Cucurbi-what?

The Cucurbitaceae family sounds foreign, but it’s filled with familiar produce. Squash, pumpkins, some melons, cucumbers, and zucchinis are all part of this family. These Cucurbits can develop a toxic chemical known as Cucurbitacin e. If that’s getting a bit confusing for you, I understand. These are some repetitive identifiers but bear with me.

These chemicals are toxic to humans, but lucky for us they have a potent signal of their presence. Cucurbitacins are a type of steroid, making them incredibly bitter. The kind of bitter that will make you question your cooking abilities. So, if you get a hefty tinge on your taste buds after a spoonful of squash soup, forfeit your manners and spit it out. Preferably not at the chef.  Remember, because taste is the signifier, the cook might be ignorant to the problem. So, it’ll be up to you to eat carefully and recognize the risk.

Now, let’s talk about the effects of Toxic Squash Syndrome.

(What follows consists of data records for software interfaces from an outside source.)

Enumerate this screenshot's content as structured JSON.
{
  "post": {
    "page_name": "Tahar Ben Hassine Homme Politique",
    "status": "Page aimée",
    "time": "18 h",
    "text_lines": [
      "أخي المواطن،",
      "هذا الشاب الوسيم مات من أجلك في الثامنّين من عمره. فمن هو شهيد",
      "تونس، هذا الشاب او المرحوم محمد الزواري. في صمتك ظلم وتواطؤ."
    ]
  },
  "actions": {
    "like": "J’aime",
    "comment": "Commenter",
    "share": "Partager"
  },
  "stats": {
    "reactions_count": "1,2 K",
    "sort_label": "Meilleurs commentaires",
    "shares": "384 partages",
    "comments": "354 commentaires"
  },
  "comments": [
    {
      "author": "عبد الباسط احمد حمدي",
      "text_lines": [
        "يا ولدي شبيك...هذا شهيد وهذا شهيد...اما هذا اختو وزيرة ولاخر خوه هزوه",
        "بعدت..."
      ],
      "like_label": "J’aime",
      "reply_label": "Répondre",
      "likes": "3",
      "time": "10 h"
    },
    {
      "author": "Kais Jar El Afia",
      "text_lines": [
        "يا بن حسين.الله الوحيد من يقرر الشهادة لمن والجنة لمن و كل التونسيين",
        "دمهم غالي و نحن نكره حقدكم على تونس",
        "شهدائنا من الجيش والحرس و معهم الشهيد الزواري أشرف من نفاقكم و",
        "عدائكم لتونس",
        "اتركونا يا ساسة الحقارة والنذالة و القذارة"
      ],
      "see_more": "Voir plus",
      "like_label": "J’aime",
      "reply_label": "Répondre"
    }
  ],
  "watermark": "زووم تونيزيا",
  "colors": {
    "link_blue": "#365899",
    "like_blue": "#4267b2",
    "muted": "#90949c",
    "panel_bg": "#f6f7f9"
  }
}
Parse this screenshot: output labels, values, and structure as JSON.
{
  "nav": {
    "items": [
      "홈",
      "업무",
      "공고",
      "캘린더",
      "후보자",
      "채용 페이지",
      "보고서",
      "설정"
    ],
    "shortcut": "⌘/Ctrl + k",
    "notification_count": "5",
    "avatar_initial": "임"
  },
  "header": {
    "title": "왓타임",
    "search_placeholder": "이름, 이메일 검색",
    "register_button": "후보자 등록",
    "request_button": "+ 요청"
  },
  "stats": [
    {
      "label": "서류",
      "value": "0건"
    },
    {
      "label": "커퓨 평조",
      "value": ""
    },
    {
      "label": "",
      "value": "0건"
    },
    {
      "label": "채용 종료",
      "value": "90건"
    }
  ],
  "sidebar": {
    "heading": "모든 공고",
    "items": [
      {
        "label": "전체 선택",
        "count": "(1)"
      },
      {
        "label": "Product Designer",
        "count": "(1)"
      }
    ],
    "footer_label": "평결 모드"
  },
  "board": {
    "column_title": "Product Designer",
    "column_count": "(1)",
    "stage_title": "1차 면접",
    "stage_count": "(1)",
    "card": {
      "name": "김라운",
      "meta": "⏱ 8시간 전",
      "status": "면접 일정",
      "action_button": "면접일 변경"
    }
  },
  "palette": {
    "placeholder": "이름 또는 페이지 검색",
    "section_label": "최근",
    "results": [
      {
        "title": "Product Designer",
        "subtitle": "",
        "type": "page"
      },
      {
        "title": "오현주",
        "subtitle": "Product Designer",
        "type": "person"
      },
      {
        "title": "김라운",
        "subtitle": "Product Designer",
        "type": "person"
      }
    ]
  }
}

Let’s say you force that swallow of bitter pumpkin down your throat and into your belly. It won’t be long before food-sickness takes over your day. You can expect vomiting, diarrhea, dizziness, and abdominal pain. The new research associating hair loss with toxic plant ingestion shows there is more reason to be cautious. Though the recent cases of hair loss are the first of their kind in association with Toxic Squash Syndrome, the connection is clear. Similar to chemotherapy, the hair loss is temporary, but nonetheless intense. So, once you make it through the rough times of a food borne illness, alopecia may start weeks after consumption.

Just like food poisoning, this sickness will most likely have to run its course. However, it only takes a small amount of Cucurbitacins to make you ill. Ingesting larger amounts can be fatal. Just as it was for an elder German man in 2015, and nearly for his hospitalized wife. Due to this possibility, it’s important to seek medical help for any amounts of Cucurbitacins ingestion. Remember, a website cannot diagnose, you need a trained professional to examine you. Sickness differs with each individual, and blanket statements can be dangerous when variables are missed.

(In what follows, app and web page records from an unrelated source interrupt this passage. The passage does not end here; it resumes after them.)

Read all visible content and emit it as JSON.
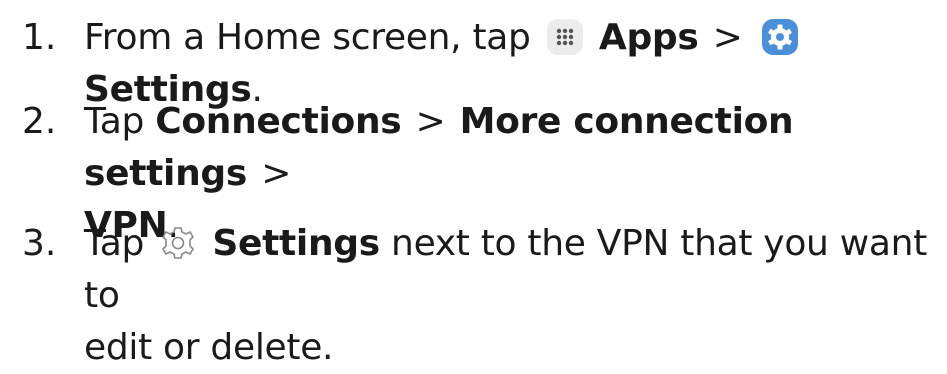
{
  "steps": [
    {
      "number": "1.",
      "prefix": "From a Home screen, tap",
      "apps_icon": "apps-grid-icon",
      "apps": "Apps",
      "sep1": ">",
      "settings_icon": "settings-gear-icon",
      "settings": "Settings",
      "suffix": "."
    },
    {
      "number": "2.",
      "prefix": "Tap",
      "connections": "Connections",
      "sep1": ">",
      "more": "More connection settings",
      "sep2": ">",
      "vpn": "VPN",
      "suffix": "."
    },
    {
      "number": "3.",
      "prefix": "Tap",
      "settings_icon": "settings-outline-icon",
      "settings": "Settings",
      "rest_line1": "next to the VPN that you want to",
      "rest_line2": "edit or delete."
    }
  ],
  "colors": {
    "text": "#1a1a1a",
    "settings_icon_bg": "#4a90d9",
    "apps_icon_bg": "#ececec",
    "outline_icon": "#8a8a8a"
  }
}
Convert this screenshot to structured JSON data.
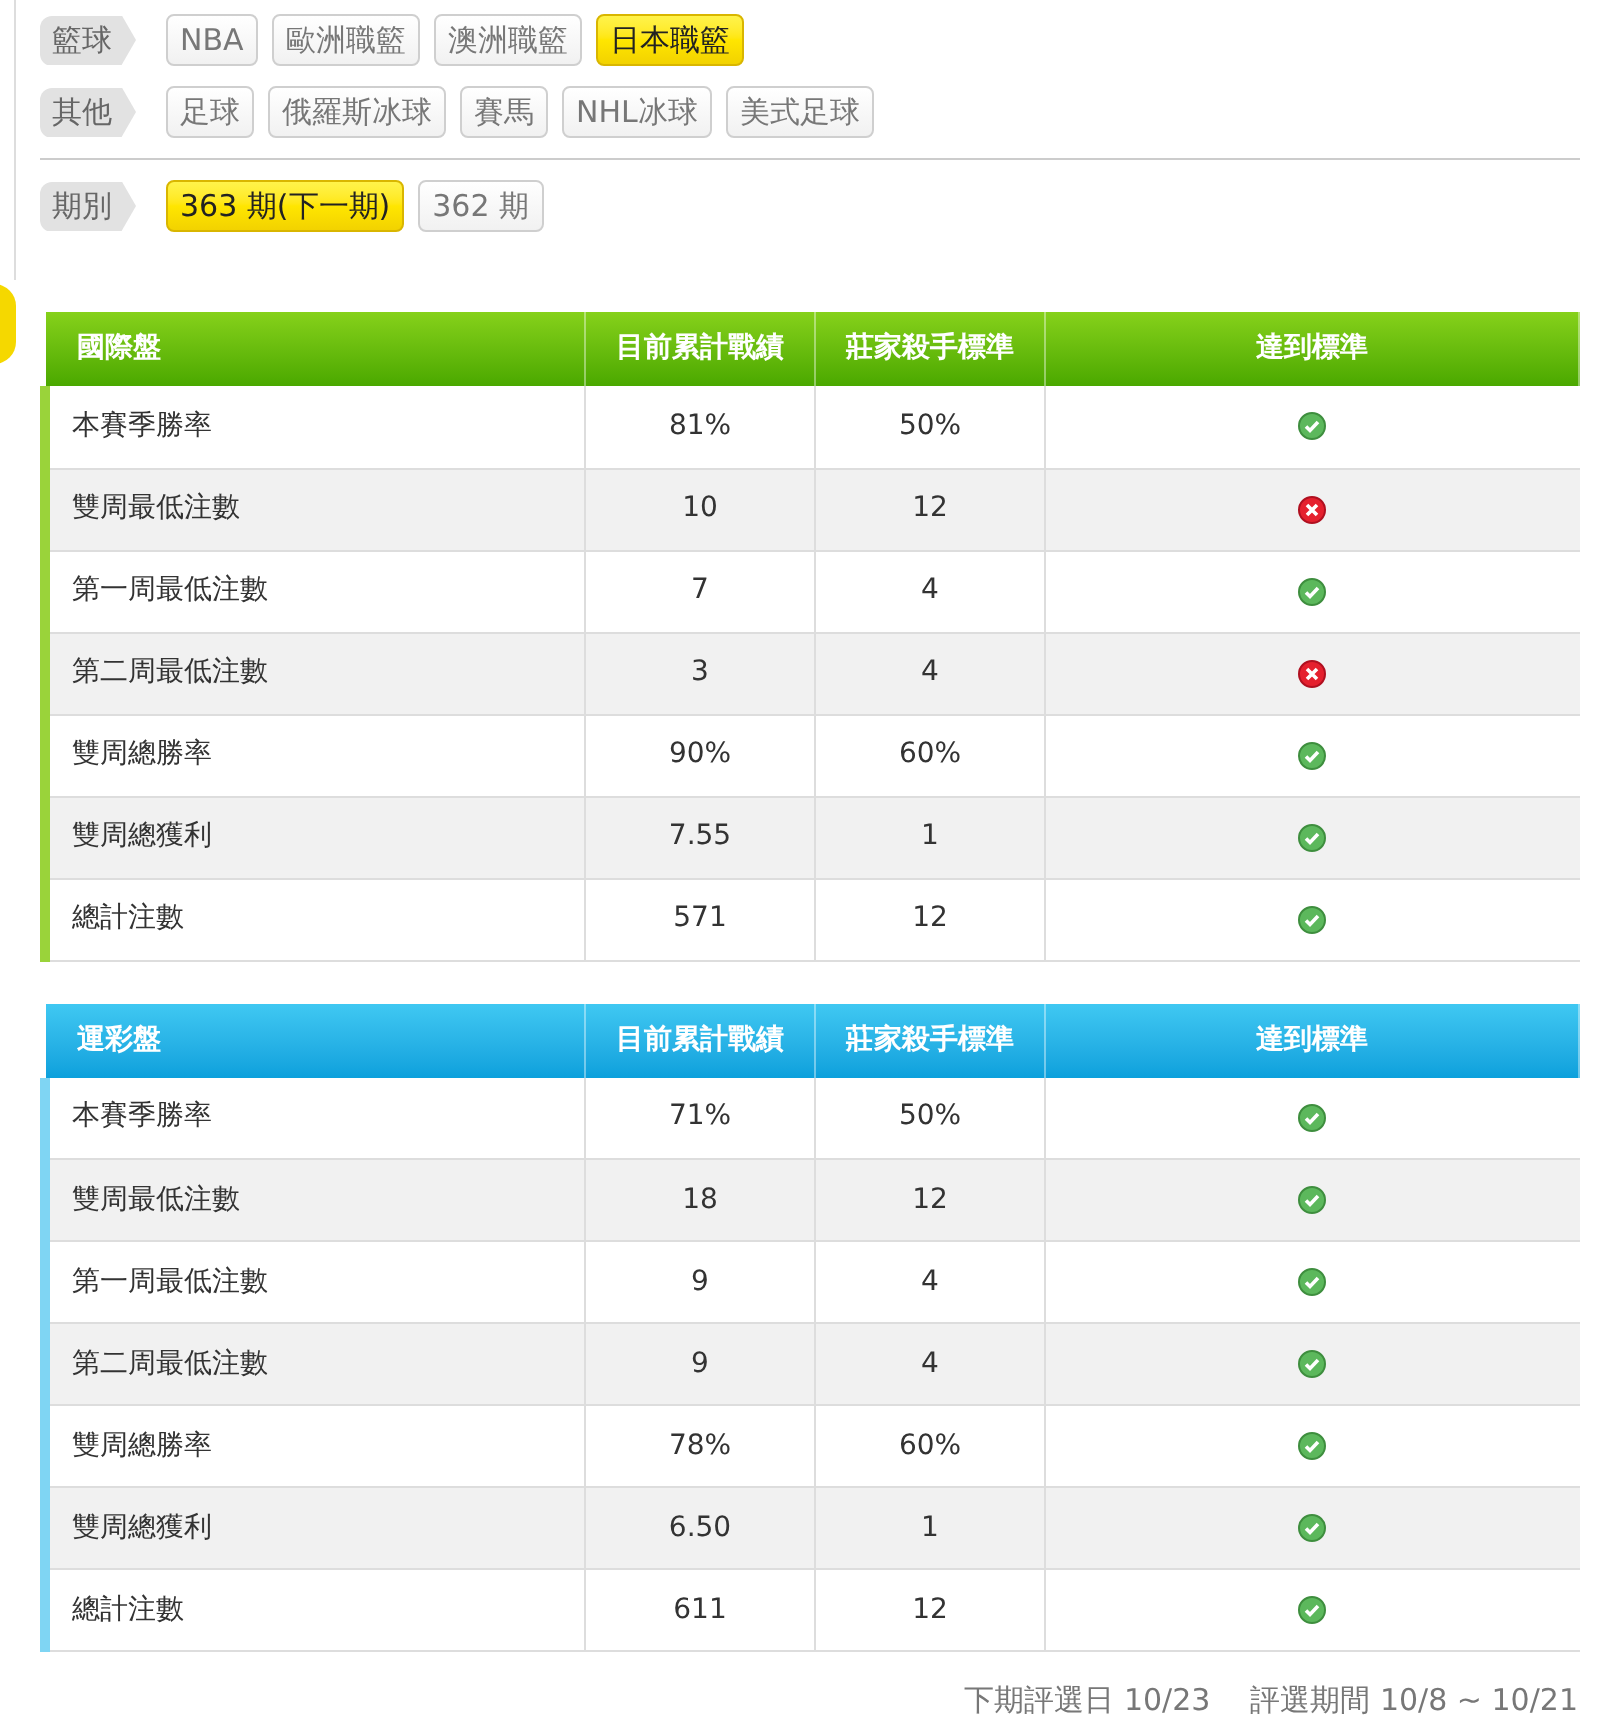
{
  "filters": [
    {
      "label": "籃球",
      "options": [
        {
          "text": "NBA",
          "selected": false
        },
        {
          "text": "歐洲職籃",
          "selected": false
        },
        {
          "text": "澳洲職籃",
          "selected": false
        },
        {
          "text": "日本職籃",
          "selected": true
        }
      ]
    },
    {
      "label": "其他",
      "options": [
        {
          "text": "足球",
          "selected": false
        },
        {
          "text": "俄羅斯冰球",
          "selected": false
        },
        {
          "text": "賽馬",
          "selected": false
        },
        {
          "text": "NHL冰球",
          "selected": false
        },
        {
          "text": "美式足球",
          "selected": false
        }
      ]
    }
  ],
  "period": {
    "label": "期別",
    "options": [
      {
        "text": "363 期(下一期)",
        "selected": true
      },
      {
        "text": "362 期",
        "selected": false
      }
    ]
  },
  "tables": [
    {
      "kind": "green",
      "columns": [
        "國際盤",
        "目前累計戰績",
        "莊家殺手標準",
        "達到標準"
      ],
      "rows": [
        {
          "name": "本賽季勝率",
          "current": "81%",
          "standard": "50%",
          "met": true
        },
        {
          "name": "雙周最低注數",
          "current": "10",
          "standard": "12",
          "met": false
        },
        {
          "name": "第一周最低注數",
          "current": "7",
          "standard": "4",
          "met": true
        },
        {
          "name": "第二周最低注數",
          "current": "3",
          "standard": "4",
          "met": false
        },
        {
          "name": "雙周總勝率",
          "current": "90%",
          "standard": "60%",
          "met": true
        },
        {
          "name": "雙周總獲利",
          "current": "7.55",
          "standard": "1",
          "met": true
        },
        {
          "name": "總計注數",
          "current": "571",
          "standard": "12",
          "met": true
        }
      ]
    },
    {
      "kind": "blue",
      "columns": [
        "運彩盤",
        "目前累計戰績",
        "莊家殺手標準",
        "達到標準"
      ],
      "rows": [
        {
          "name": "本賽季勝率",
          "current": "71%",
          "standard": "50%",
          "met": true
        },
        {
          "name": "雙周最低注數",
          "current": "18",
          "standard": "12",
          "met": true
        },
        {
          "name": "第一周最低注數",
          "current": "9",
          "standard": "4",
          "met": true
        },
        {
          "name": "第二周最低注數",
          "current": "9",
          "standard": "4",
          "met": true
        },
        {
          "name": "雙周總勝率",
          "current": "78%",
          "standard": "60%",
          "met": true
        },
        {
          "name": "雙周總獲利",
          "current": "6.50",
          "standard": "1",
          "met": true
        },
        {
          "name": "總計注數",
          "current": "611",
          "standard": "12",
          "met": true
        }
      ]
    }
  ],
  "footer": [
    "下期評選日 10/23",
    "評選期間 10/8 ~ 10/21"
  ]
}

So, who else is responsible?

It goes back to the source. Farmers are careful to cultivate crops to produce miniscule to no amounts of Cucurbitacins, but cross-pollination can play some dirty little tricks. Cucurbits produce these toxins to deter insects. Wild Cucurbits can produce massive levels of toxins, as they aren’t cultured for our safety and to remove the bitter flavor. These toxins are often produced by stress during growth, which is why wild Cucurbits are more prone to contamination. Therefore, it’s important to fertilize and properly water garden life. It is also best to remove any volunteer growth. All it takes is a bit of wild growth to mix into the cultivated crops, and boom, high levels of Cucurbitacins are the result.

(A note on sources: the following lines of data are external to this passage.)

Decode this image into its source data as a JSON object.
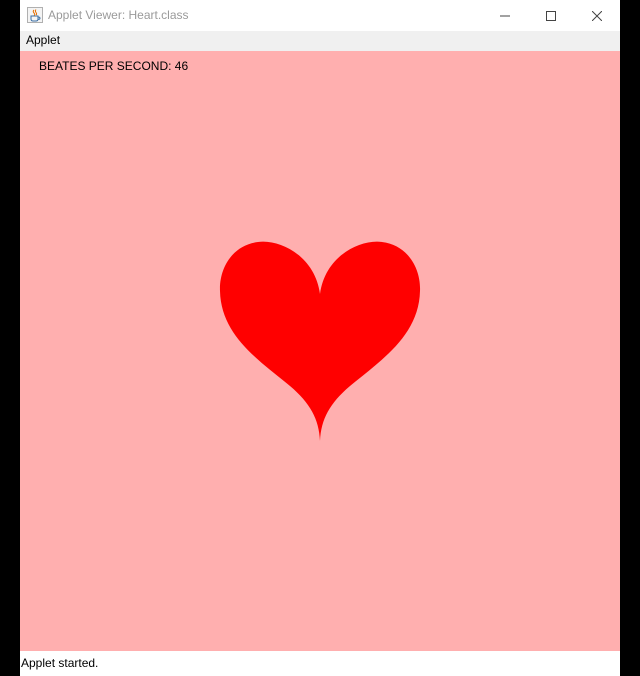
{
  "window": {
    "title": "Applet Viewer: Heart.class",
    "icon": "java-cup-icon"
  },
  "menubar": {
    "items": [
      {
        "label": "Applet"
      }
    ]
  },
  "applet": {
    "background_color": "#ffafaf",
    "heart_color": "#ff0000",
    "bps_label": "BEATES PER SECOND: 46"
  },
  "status": {
    "text": "Applet started."
  }
}
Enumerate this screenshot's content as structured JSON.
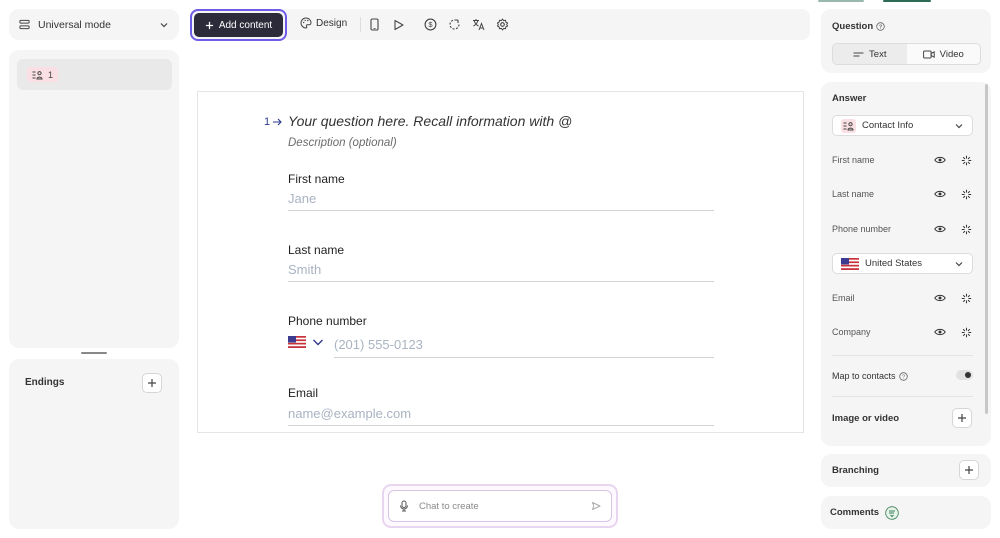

Something to think about throughout your holiday feasting:

We’ve all experienced a moment of etiquette that requires a bit of suffering, but risk versus reward should be taken into account. If you are attempting to eat food that tastes problematic to appease the chef, you are a good person, but you’re not a smart one. A host that cares about your meal being satisfying, also cares for your health. Take this into account as you attend dinners during the holidays and pay attention to your palate. I can’t say I’m the most wonderful cook, in fact I will say I’m subpar. I can tell you, I’d be horrified if a dish I served contaminated my friends and family. It may be a hard truth to learn you lack culinary artistry, but in this case your skills are not challenged. So, suck in the pride, and acknowledge a bad taste is a warning sign.

When it comes to food borne illnesses the same rules apply. Respect your senses, if it tastes like trash, then trash it.

One that note, Cucurbits are beneficial to your health, so don’t throw them out unless they are showing signs of contamination, like tasting “off.” Cucurbits are an excellent source of Vitamin B6, C, E, Thiamin, Niacin, Potassium, Iron, and the list continues for longer than you’ll care to read. Did I mention they are a great source of Fiber? If you don’t care about your energy levels, than at least spare a thought to your digestive system and focus on that body-loving nutrient.

By. Heaven Bassett, Contributing Writer (Non-Lawyer)